In some of the latest tech merger and acquisition news, cloud-sharing giant, Dropbox, announced an acquisition of key technology assets from Boxcryptor, a German-based cloud security platform. While financial info wasn’t disclosed, this deep investment from an industry leader like Dropbox signals a growing concern around data privacy and protection. Boxcryptor says Dropbox will use its proprietary IP to integrate natively into Dropbox, providing end-to-end encryption for its users.
Dropbox offers standard privacy and security protection from cyberattacks for its 700 million users, who generate the company $1.91 billion in revenue. However, Dropbox itself does have viewing access to information that is passed through its platform. An integration with Boxcryptor’s leading cloud encryption technology will offer a new standard of “zero knowledge” encryption, meaning the user is the only person who will have complete control and access over who sees their data and files.
Dropbox Acquires Boxcryptor To Bring End-to-End Encryption to Users
While it might not be mission-critical for the everyday consumer to share family photos, 84% of Americans are still concerned about how much data they give to tech companies and what businesses, in turn, do with their data. They’re willing to abandon platforms or websites that threaten their data privacy, and 64% of consumers believe the government should step in to regulate big tech’s use of data. As privacy becomes increasingly important to both the individual internet user and global enterprise giants, strong security protections like end-to-end encryption might become standard.

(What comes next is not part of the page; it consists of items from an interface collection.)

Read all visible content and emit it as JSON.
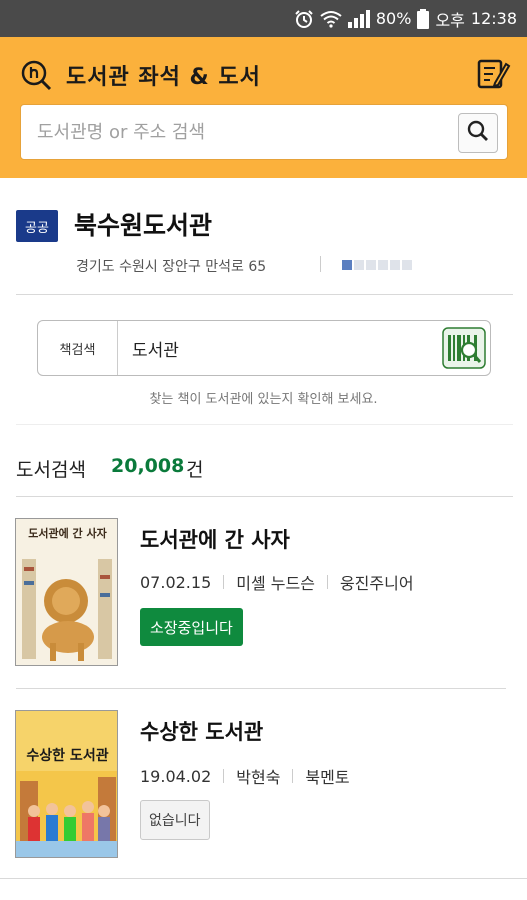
{
  "status_bar": {
    "battery": "80%",
    "period": "오후",
    "time": "12:38"
  },
  "header": {
    "title": "도서관  좌석 & 도서",
    "search_placeholder": "도서관명 or 주소 검색"
  },
  "library": {
    "badge": "공공",
    "name": "북수원도서관",
    "address": "경기도 수원시 장안구 만석로 65"
  },
  "book_search": {
    "label": "책검색",
    "value": "도서관",
    "hint": "찾는 책이 도서관에 있는지 확인해 보세요."
  },
  "results": {
    "label": "도서검색",
    "count": "20,008",
    "unit": "건",
    "items": [
      {
        "title": "도서관에 간 사자",
        "date": "07.02.15",
        "author": "미셸 누드슨",
        "publisher": "웅진주니어",
        "status": "소장중입니다",
        "cover_text": "도서관에 간 사자"
      },
      {
        "title": "수상한 도서관",
        "date": "19.04.02",
        "author": "박현숙",
        "publisher": "북멘토",
        "status": "없습니다",
        "cover_text": "수상한 도서관"
      }
    ]
  },
  "colors": {
    "header_bg": "#fbb13c",
    "badge_bg": "#1a3a8a",
    "accent_green": "#0f8a3e",
    "count_green": "#0a7a3b"
  }
}
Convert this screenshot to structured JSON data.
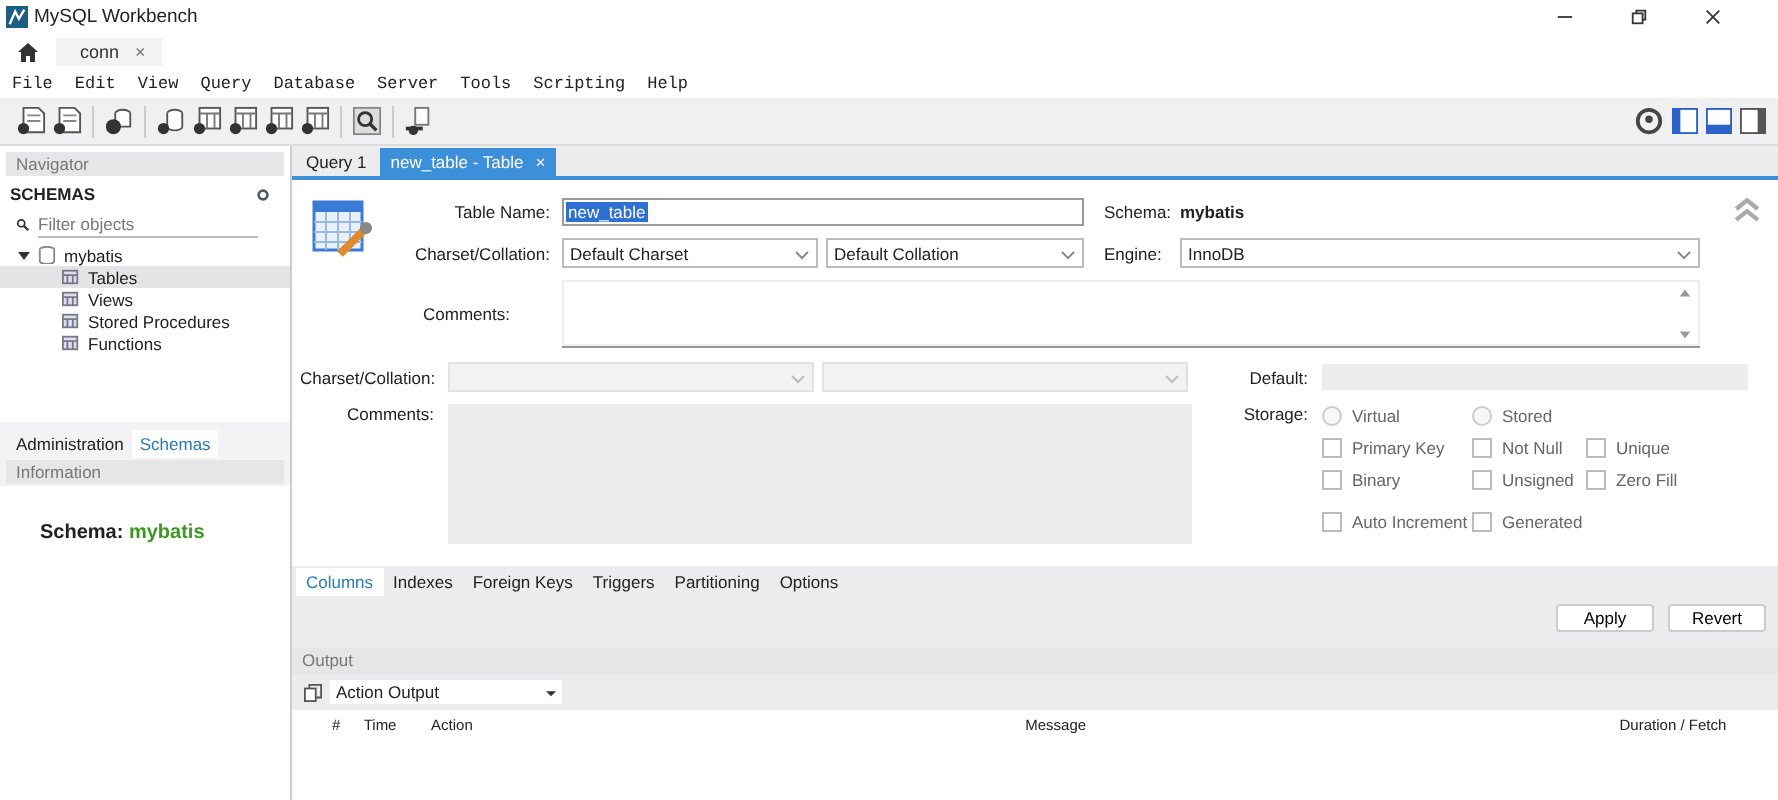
{
  "window": {
    "title": "MySQL Workbench"
  },
  "connection_tabs": [
    {
      "label": "conn",
      "close": "×",
      "selected": true
    }
  ],
  "menu": [
    "File",
    "Edit",
    "View",
    "Query",
    "Database",
    "Server",
    "Tools",
    "Scripting",
    "Help"
  ],
  "navigator": {
    "title": "Navigator",
    "section": "SCHEMAS",
    "filter": {
      "placeholder": "Filter objects"
    },
    "tree": [
      {
        "label": "mybatis",
        "expanded": true,
        "selected": false,
        "children": [
          {
            "label": "Tables",
            "selected": true
          },
          {
            "label": "Views",
            "selected": false
          },
          {
            "label": "Stored Procedures",
            "selected": false
          },
          {
            "label": "Functions",
            "selected": false
          }
        ]
      }
    ],
    "tabs": [
      {
        "label": "Administration",
        "selected": false
      },
      {
        "label": "Schemas",
        "selected": true
      }
    ],
    "information": {
      "title": "Information",
      "label": "Schema:",
      "value": "mybatis"
    }
  },
  "editor_tabs": [
    {
      "label": "Query 1",
      "selected": false
    },
    {
      "label": "new_table - Table",
      "close": "×",
      "selected": true
    }
  ],
  "table_form": {
    "table_name_label": "Table Name:",
    "table_name": "new_table",
    "schema_label": "Schema:",
    "schema": "mybatis",
    "charset_label": "Charset/Collation:",
    "charset": "Default Charset",
    "collation": "Default Collation",
    "engine_label": "Engine:",
    "engine": "InnoDB",
    "comments_label": "Comments:"
  },
  "column_details": {
    "charset_label": "Charset/Collation:",
    "comments_label": "Comments:",
    "default_label": "Default:",
    "storage_label": "Storage:",
    "storage": [
      {
        "label": "Virtual",
        "selected": false
      },
      {
        "label": "Stored",
        "selected": false
      }
    ],
    "flags": [
      {
        "label": "Primary Key",
        "checked": false
      },
      {
        "label": "Not Null",
        "checked": false
      },
      {
        "label": "Unique",
        "checked": false
      },
      {
        "label": "Binary",
        "checked": false
      },
      {
        "label": "Unsigned",
        "checked": false
      },
      {
        "label": "Zero Fill",
        "checked": false
      },
      {
        "label": "Auto Increment",
        "checked": false
      },
      {
        "label": "Generated",
        "checked": false
      }
    ]
  },
  "detail_tabs": [
    {
      "label": "Columns",
      "selected": true
    },
    {
      "label": "Indexes",
      "selected": false
    },
    {
      "label": "Foreign Keys",
      "selected": false
    },
    {
      "label": "Triggers",
      "selected": false
    },
    {
      "label": "Partitioning",
      "selected": false
    },
    {
      "label": "Options",
      "selected": false
    }
  ],
  "buttons": [
    "Apply",
    "Revert"
  ],
  "output": {
    "title": "Output",
    "selector": "Action Output",
    "columns": [
      "#",
      "Time",
      "Action",
      "Message",
      "Duration / Fetch"
    ]
  }
}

For medium and global enterprise organizations using Dropbox, however, this airtight encryption is incredibly important. Boxcryptor’s technology will ensure the data is protected during transport and confidential documents are safe in the cloud.
Founded in 2011, Boxcryptor protects data across a number of partners, including Dropbox, Google Drive, OneDrive, and Sharepoint. Going forward, it plans to continue serving other cloud storage providers outside of just Dropbox, which has led to some confusion on the terms of the acquisition. For example, Dropbox will not acquire Boxcryptor’s customer data, and service for the other providers will continue to be based out of the German data centers.
Use cloudHQ’s Backup Dropbox to Google Drive
However, while this new gold standard of encryption is helpful for securing important data, files, and documents, it’s still incredibly important to proactively back up your data. In case of a cyberattack, you have the latest versions in an alternative platform. Ransomware attacks are increasingly common and expected to cost $265 billion in damages by 2030, and cybercriminals will hold your data until the company makes a payment.
You don’t want to get into one of these situations and have valuable data in the hands of criminals. Use cloudHQ’s Backup Dropbox to Google Drive to automatically sync the two cloud platforms. You can also use Sync and Backup to keep a local copy of your data on your own computer.